Arriving in Paris.

Essilor’s head office was situated at Créteil , which was a community in the  southeast banlieue  of Paris. As a big part of the banlieue and different from Paris  it was not beautiful and characterized by a large number of apartment buildings of more than 25 stories. These buildings were mainly built in the years after the war until 1975 when the population of Creteil grew rapidly . The architecture of these buildings was practical but because of its dimension cold and impersonal. I remember when Bärbel and I drove through  Creteil she was really depressed by the impression to see our future home there. But there were also more attractive parts of Creteil like the area around the lake of Creteil. I lived there during the first weeks of my work at Paris in a Novotel whereas Bärbel still stayed in Germany. In the evening hours I kept looking for a new home in the country. A big number of the people working in Paris is living in the country, and as we were looking for the independence of a house  I was absolutely obliged to search on the countryside. This period was a little adventure. The places having real rural character were too far from Paris, so I visited homes in smaller communities in an area 20 to 30 kilometers southeast from Paris. Though not knowing the region, I searched without a real estate manager and I discovered at the same time new homes and new villages. I was offered farm houses , an appartment in an old castle which had to be restored, houses in the new impersonal dormitory settlements which were built continuously around steadily growing Paris. And finally one evening luck stroke in Yerres , a small town of about 30 000 inhabitants in the département Essonnes. The French administration divides the country in 27 regions ( of which 5 are situated overseas) and the regions are subdivided in departments. Every department has a 2 digit  code. The code for Essonnes was 91. The house situated in a quiet side street was built in Louis XVI style with dormers  emerging from the black slate roof. The outer walls were built of natural stone. The house was built by a now retired craftsman Monsieur Bonneville, who had restored French chateaux in the past (and there are plenty of them in France) and who was a carpentry specialist. Dining and living room were in a line connecting the two gardens in front and behind the house. Between the two rooms  there was a big open fire place  framed by rich beach wood decoration and from the end of the living room a wooden staircase was spiralling to the first floor. The distance from Yerres to Creteil was about 10 km and it took me about 30 minutes to go there by car, an almost ideal situation for Paris.

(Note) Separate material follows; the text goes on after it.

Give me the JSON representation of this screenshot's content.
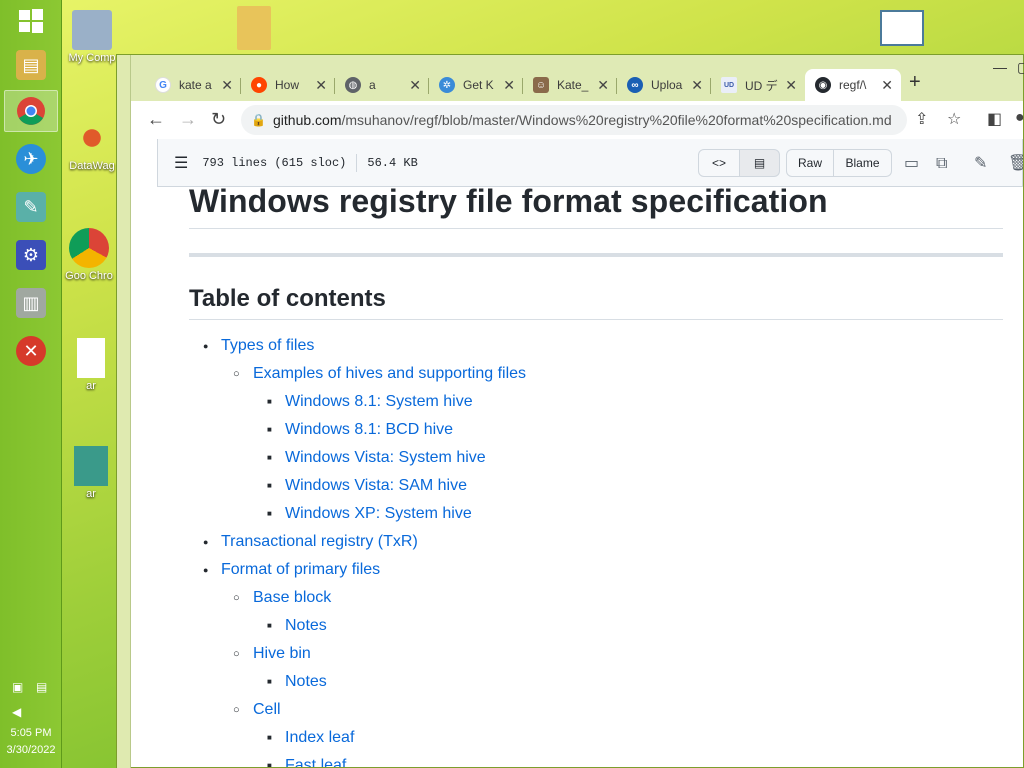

 Essilor International and the German subsidiary had agreed that my mission in Paris should at first be limited to 2 years. After that Essilor International and I would decide if the mission should be extended. I was reporting to William Lenne, Director of the Innovation department, comprising Marketing, Communication and the Research departments.  Michel Gillet was in charge of the Marketing department, named DVO (  Developpement Verres Ophtalmiques). He was one of the “companions” of Bernard Maitenaz during the memorable period of the Varilux invention and market introduction. Starting in the 1950s with the first industrially manufactured progressive Varilux1 until the end of the 1970s with the successful battle to implement Varilux 2 as the most successful correction of the presbyope, Michel Gillet was on the frontline explaining the principle and functions of the new lens, showing how to measure and to adapt it and to help the optician in the case of problems. Numerous brochures , argumentations and publications were of his origin. Now as the progressive lens principle was accepted by the market, the goal had to be to defend the Essilor leadership against the upcoming competition like American Optical, Rodenstock, Zeiss and particularly Sola, a very clever and aggressive Australian- US company. Varilux 2 had been launched in 1972 and its image had to be updated, a new design had to be launched on the market. And my mission was to prepare the marketing environment of the new lens with the code Gamma ( code name changed).